ITHACA, N.Y.—The Finger Lakes GrassRoots Festival of Music and Dance is back. This year is the festival’s 30th year anniversary and will feature live music from more than 75 bands and artists throughout the weekend, drawing thousands to the Trumansburg Fairgrounds and surrounding areas. With loosened COVID-19 restrictions, this year also marks the festival’s return to its full size.

The GrassRoots Festival will be held from July 21–24 in Trumansburg and is being preceded by its annual Culture Camp from July 17–20. The festival features performances from local and nonlocal artists, a variety of food and craft vendors, and a special exhibit for its 30th year anniversary. Additionally, GrassRoots will proceed with no social distancing, vaccine or mask requirements.

Russ Friedell, marketing director of GrassRoots, said the festival has grown to incorporate and center its attendees more, giving performers and audience members the chance to connect. During the festival’s fifth annual Culture Camp, which leads into the festival, artists who are set to perform will host a variety of workshops for festival-goers to attend.

“Workshops led by the performers range on everything from an introduction to banjo playing to the art of old-time guitar to introduction to accordion, and everything in between,” Friedell said. “So folks who attend Culture Camp get to have this really intimate, really cool upfront experience with artists who in some cases could be their musical idol.” 

GrassRoots fans who attend the entire week of events often camp at the Across The Way Campgrounds before and during the festival, but recent discussion in Ulysses around changing special event permits threatened that tradition. Though the result of the proposal is unresolved, Friedell has confirmed that attendees will be able to camp out per usual as the proposal did not go through. 

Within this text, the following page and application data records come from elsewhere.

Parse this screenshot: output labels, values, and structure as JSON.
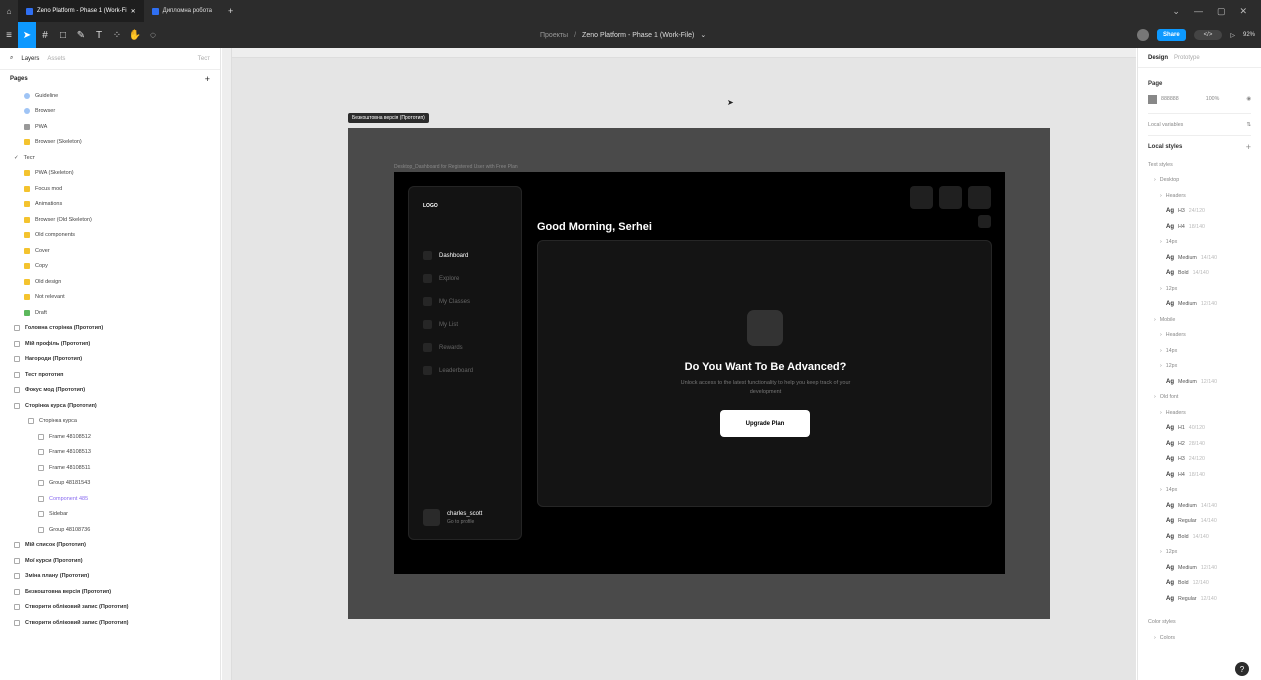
{
  "tabs": [
    "Zeno Platform - Phase 1 (Work-Fi",
    "Дипломна робота"
  ],
  "toolbar": {
    "breadcrumb_root": "Проекты",
    "breadcrumb_sep": "/",
    "file_name": "Zeno Platform - Phase 1 (Work-File)",
    "share": "Share",
    "zoom": "92%"
  },
  "left_panel": {
    "tab_layers": "Layers",
    "tab_assets": "Assets",
    "page_name": "Тест",
    "pages_title": "Pages",
    "add": "+",
    "items": [
      {
        "label": "Guideline",
        "icon": "blue"
      },
      {
        "label": "Browser",
        "icon": "blue"
      },
      {
        "label": "PWA",
        "icon": "gray"
      },
      {
        "label": "Browser (Skeleton)",
        "icon": "folder"
      },
      {
        "label": "Тест",
        "icon": "check"
      },
      {
        "label": "PWA (Skeleton)",
        "icon": "folder"
      },
      {
        "label": "Focus mod",
        "icon": "folder"
      },
      {
        "label": "Animations",
        "icon": "folder"
      },
      {
        "label": "Browser (Old Skeleton)",
        "icon": "folder"
      },
      {
        "label": "Old components",
        "icon": "folder"
      },
      {
        "label": "Cover",
        "icon": "folder"
      },
      {
        "label": "Copy",
        "icon": "folder"
      },
      {
        "label": "Old design",
        "icon": "folder"
      },
      {
        "label": "Not relevant",
        "icon": "folder"
      },
      {
        "label": "Draft",
        "icon": "green"
      },
      {
        "label": "Головна сторінка (Прототип)",
        "icon": "frame"
      },
      {
        "label": "Мій профіль (Прототип)",
        "icon": "frame"
      },
      {
        "label": "Нагороди (Прототип)",
        "icon": "frame"
      },
      {
        "label": "Тест прототип",
        "icon": "frame"
      },
      {
        "label": "Фокус мод (Прототип)",
        "icon": "frame"
      },
      {
        "label": "Сторінка курса (Прототип)",
        "icon": "frame"
      },
      {
        "label": "Сторінка курса",
        "icon": "frame"
      },
      {
        "label": "Frame 48108512",
        "icon": "frame"
      },
      {
        "label": "Frame 48108513",
        "icon": "frame"
      },
      {
        "label": "Frame 48108511",
        "icon": "frame"
      },
      {
        "label": "Group 48181543",
        "icon": "frame"
      },
      {
        "label": "Component 485",
        "icon": "frame"
      },
      {
        "label": "Sidebar",
        "icon": "frame"
      },
      {
        "label": "Group 48108736",
        "icon": "frame"
      },
      {
        "label": "Мій список (Прототип)",
        "icon": "frame"
      },
      {
        "label": "Мої курси (Прототип)",
        "icon": "frame"
      },
      {
        "label": "Зміна плану (Прототип)",
        "icon": "frame"
      },
      {
        "label": "Безкоштовна версія (Прототип)",
        "icon": "frame"
      },
      {
        "label": "Створити обліковий запис (Прототип)",
        "icon": "frame"
      },
      {
        "label": "Створити обліковий запис (Прототип)",
        "icon": "frame"
      }
    ]
  },
  "canvas": {
    "frame_label": "Безкоштовна версія (Прототип)",
    "inner_label": "Desktop_Dashboard for Registered User with Free Plan",
    "logo": "LOGO",
    "nav": [
      "Dashboard",
      "Explore",
      "My Classes",
      "My List",
      "Rewards",
      "Leaderboard"
    ],
    "greeting": "Good Morning, Serhei",
    "cta_title": "Do You Want To Be Advanced?",
    "cta_sub": "Unlock access to the latest functionality to help you keep track of your development",
    "cta_button": "Upgrade Plan",
    "user_name": "charles_scott",
    "user_sub": "Go to profile"
  },
  "right_panel": {
    "tab_design": "Design",
    "tab_prototype": "Prototype",
    "page_title": "Page",
    "page_color": "888888",
    "page_opacity": "100%",
    "local_variables": "Local variables",
    "local_styles": "Local styles",
    "text_styles": "Text styles",
    "rows": [
      {
        "label": "Desktop",
        "indent": 1
      },
      {
        "label": "Headers",
        "indent": 2
      },
      {
        "ag": "Ag",
        "label": "H3",
        "detail": "24/120",
        "indent": 3
      },
      {
        "ag": "Ag",
        "label": "H4",
        "detail": "18/140",
        "indent": 3
      },
      {
        "label": "14px",
        "indent": 2
      },
      {
        "ag": "Ag",
        "label": "Medium",
        "detail": "14/140",
        "indent": 3
      },
      {
        "ag": "Ag",
        "label": "Bold",
        "detail": "14/140",
        "indent": 3
      },
      {
        "label": "12px",
        "indent": 2
      },
      {
        "ag": "Ag",
        "label": "Medium",
        "detail": "12/140",
        "indent": 3
      },
      {
        "label": "Mobile",
        "indent": 1
      },
      {
        "label": "Headers",
        "indent": 2
      },
      {
        "label": "14px",
        "indent": 2
      },
      {
        "label": "12px",
        "indent": 2
      },
      {
        "ag": "Ag",
        "label": "Medium",
        "detail": "12/140",
        "indent": 3
      },
      {
        "label": "Old font",
        "indent": 1
      },
      {
        "label": "Headers",
        "indent": 2
      },
      {
        "ag": "Ag",
        "label": "H1",
        "detail": "40/120",
        "indent": 3
      },
      {
        "ag": "Ag",
        "label": "H2",
        "detail": "28/140",
        "indent": 3
      },
      {
        "ag": "Ag",
        "label": "H3",
        "detail": "24/120",
        "indent": 3
      },
      {
        "ag": "Ag",
        "label": "H4",
        "detail": "18/140",
        "indent": 3
      },
      {
        "label": "14px",
        "indent": 2
      },
      {
        "ag": "Ag",
        "label": "Medium",
        "detail": "14/140",
        "indent": 3
      },
      {
        "ag": "Ag",
        "label": "Regular",
        "detail": "14/140",
        "indent": 3
      },
      {
        "ag": "Ag",
        "label": "Bold",
        "detail": "14/140",
        "indent": 3
      },
      {
        "label": "12px",
        "indent": 2
      },
      {
        "ag": "Ag",
        "label": "Medium",
        "detail": "12/140",
        "indent": 3
      },
      {
        "ag": "Ag",
        "label": "Bold",
        "detail": "12/140",
        "indent": 3
      },
      {
        "ag": "Ag",
        "label": "Regular",
        "detail": "12/140",
        "indent": 3
      }
    ],
    "color_styles": "Color styles",
    "colors": "Colors"
  },
  "accent": "#0d99ff"
}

Friedell said he can feel the anticipation for the festival throughout the community and that everyone from attendees to the crew in charge of organizing the festival is excited for the events. Excitement is particularly high this year as most consider this the first “real” Grassroots since the COVID-19 pandemic began in spring 2020. 

“It seems like the energy is palpable,” Friedell said. “It’s really wild, but I have been feeling it everywhere I go in town lately. It seems like everyone is very, very excited. Tickets are moving, the bands are excited, and the site is up and looking beautiful. We just had our last crew chiefs meeting with the people who oversee various departments within the festival and everyone’s feeling really good.”